======== Source data

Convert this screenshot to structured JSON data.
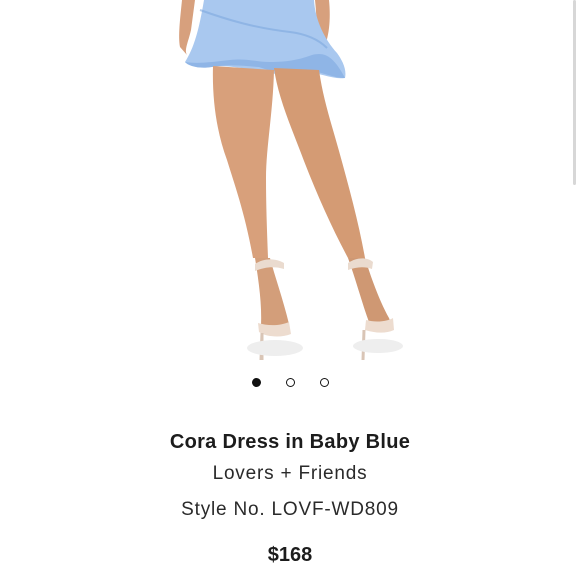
{
  "carousel": {
    "dot_count": 3,
    "active_index": 0
  },
  "product": {
    "name": "Cora Dress in Baby Blue",
    "brand": "Lovers + Friends",
    "style_number": "Style No. LOVF-WD809",
    "price": "$168"
  },
  "colors": {
    "dress": "#a9c8ef",
    "skin": "#d8a07b",
    "heel": "#eddccf",
    "text": "#1c1c1c"
  }
}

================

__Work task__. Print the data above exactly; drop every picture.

__Answer for the task__.
Convert this screenshot to structured JSON data.
{
  "carousel": {
    "dot_count": 3,
    "active_index": 0
  },
  "product": {
    "name": "Cora Dress in Baby Blue",
    "brand": "Lovers + Friends",
    "style_number": "Style No. LOVF-WD809",
    "price": "$168"
  },
  "colors": {
    "dress": "#a9c8ef",
    "skin": "#d8a07b",
    "heel": "#eddccf",
    "text": "#1c1c1c"
  }
}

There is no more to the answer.